DATA LISTING below:
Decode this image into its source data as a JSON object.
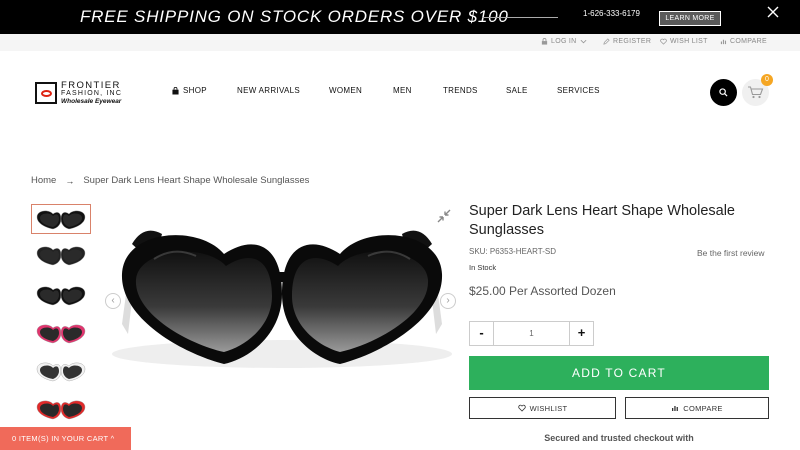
{
  "promo": {
    "text": "FREE SHIPPING ON STOCK ORDERS OVER $100",
    "phone": "1-626-333-6179",
    "learn_more": "LEARN MORE"
  },
  "util": {
    "login": "LOG IN",
    "register": "REGISTER",
    "wishlist": "WISH LIST",
    "compare": "COMPARE"
  },
  "logo": {
    "line1": "FRONTIER",
    "line2": "FASHION, INC",
    "line3": "Wholesale Eyewear"
  },
  "nav": {
    "shop": "SHOP",
    "new_arrivals": "NEW ARRIVALS",
    "women": "WOMEN",
    "men": "MEN",
    "trends": "TRENDS",
    "sale": "SALE",
    "services": "SERVICES"
  },
  "cart_count": "0",
  "breadcrumb": {
    "home": "Home",
    "separator": "→",
    "current": "Super Dark Lens Heart Shape Wholesale Sunglasses"
  },
  "thumbnails": [
    {
      "frame_color": "#111111"
    },
    {
      "frame_color": "#222222"
    },
    {
      "frame_color": "#111111"
    },
    {
      "frame_color": "#e0356e"
    },
    {
      "frame_color": "#f2f2f2"
    },
    {
      "frame_color": "#e02a2a"
    }
  ],
  "product": {
    "title": "Super Dark Lens Heart Shape Wholesale Sunglasses",
    "sku": "SKU: P6353-HEART-SD",
    "review_link": "Be the first review",
    "stock": "In Stock",
    "price": "$25.00 Per Assorted Dozen",
    "qty_minus": "-",
    "qty_value": "1",
    "qty_plus": "+",
    "add_to_cart": "ADD TO CART",
    "wishlist": "WISHLIST",
    "compare": "COMPARE",
    "secure_text": "Secured and trusted checkout with"
  },
  "cart_float": "0 ITEM(S) IN YOUR CART ^",
  "colors": {
    "accent_green": "#2db05c",
    "cart_float": "#f06a5a",
    "badge": "#f5a623"
  }
}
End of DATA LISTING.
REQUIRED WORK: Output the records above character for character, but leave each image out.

REPLY TO THE EXERCISE:
Decode this image into its source data as a JSON object.
{
  "promo": {
    "text": "FREE SHIPPING ON STOCK ORDERS OVER $100",
    "phone": "1-626-333-6179",
    "learn_more": "LEARN MORE"
  },
  "util": {
    "login": "LOG IN",
    "register": "REGISTER",
    "wishlist": "WISH LIST",
    "compare": "COMPARE"
  },
  "logo": {
    "line1": "FRONTIER",
    "line2": "FASHION, INC",
    "line3": "Wholesale Eyewear"
  },
  "nav": {
    "shop": "SHOP",
    "new_arrivals": "NEW ARRIVALS",
    "women": "WOMEN",
    "men": "MEN",
    "trends": "TRENDS",
    "sale": "SALE",
    "services": "SERVICES"
  },
  "cart_count": "0",
  "breadcrumb": {
    "home": "Home",
    "separator": "→",
    "current": "Super Dark Lens Heart Shape Wholesale Sunglasses"
  },
  "thumbnails": [
    {
      "frame_color": "#111111"
    },
    {
      "frame_color": "#222222"
    },
    {
      "frame_color": "#111111"
    },
    {
      "frame_color": "#e0356e"
    },
    {
      "frame_color": "#f2f2f2"
    },
    {
      "frame_color": "#e02a2a"
    }
  ],
  "product": {
    "title": "Super Dark Lens Heart Shape Wholesale Sunglasses",
    "sku": "SKU: P6353-HEART-SD",
    "review_link": "Be the first review",
    "stock": "In Stock",
    "price": "$25.00 Per Assorted Dozen",
    "qty_minus": "-",
    "qty_value": "1",
    "qty_plus": "+",
    "add_to_cart": "ADD TO CART",
    "wishlist": "WISHLIST",
    "compare": "COMPARE",
    "secure_text": "Secured and trusted checkout with"
  },
  "cart_float": "0 ITEM(S) IN YOUR CART ^",
  "colors": {
    "accent_green": "#2db05c",
    "cart_float": "#f06a5a",
    "badge": "#f5a623"
  }
}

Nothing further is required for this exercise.